Nutrient Cycling

Mushrooms on rotting log, NPS photo, B. GraffBighorn eating grass, NPS photo, D. RestivoTractor in field, USDA/NRCS photo

All living organisms need nutrients to live, grow, and reproduce. The continual process used in nature to obtain these nutrients is known as nutrient cycling. Generally speaking, nutrients continuously move from nonliving environments, through living organisms, and return to the nonliving environment.

The basic components of nutrients, elements such as carbon, nitrogen, iron, and oxygen, occur across the Earth in fixed quantities. Nature relies on a closely regulated balance of available nutrients for all life. Human activities have altered how these recycling systems function. Soil erosion, mining of resources, increased use of fertilizers, and the release of greenhouse gases can alter how nutrients flow through ecosystems.
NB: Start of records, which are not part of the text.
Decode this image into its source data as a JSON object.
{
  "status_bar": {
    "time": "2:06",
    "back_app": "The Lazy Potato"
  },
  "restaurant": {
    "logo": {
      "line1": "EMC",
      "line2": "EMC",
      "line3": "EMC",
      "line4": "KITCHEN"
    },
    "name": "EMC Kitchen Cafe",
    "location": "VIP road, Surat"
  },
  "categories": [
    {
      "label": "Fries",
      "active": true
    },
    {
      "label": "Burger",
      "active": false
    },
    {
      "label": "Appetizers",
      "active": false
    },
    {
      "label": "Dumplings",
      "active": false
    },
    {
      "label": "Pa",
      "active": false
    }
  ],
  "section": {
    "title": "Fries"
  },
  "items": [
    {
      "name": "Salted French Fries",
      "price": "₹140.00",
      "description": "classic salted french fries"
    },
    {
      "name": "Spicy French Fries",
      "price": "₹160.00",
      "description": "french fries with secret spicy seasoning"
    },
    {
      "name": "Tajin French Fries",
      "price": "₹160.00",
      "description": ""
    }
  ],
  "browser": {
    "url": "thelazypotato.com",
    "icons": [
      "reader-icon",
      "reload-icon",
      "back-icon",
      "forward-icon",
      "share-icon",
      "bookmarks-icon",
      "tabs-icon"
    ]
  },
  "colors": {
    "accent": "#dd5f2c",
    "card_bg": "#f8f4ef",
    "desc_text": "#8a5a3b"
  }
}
Nutrient cycling occurs everywhere but at varying rates. Relationships between available biomass (living organisms), organic matter, and soils determine the rate at which nutrient cycling occurs within a specific ecosystem. As one example, nutrient cycling takes place at a faster rate in an agricultural field than it does in the bare, rocky alpine areas.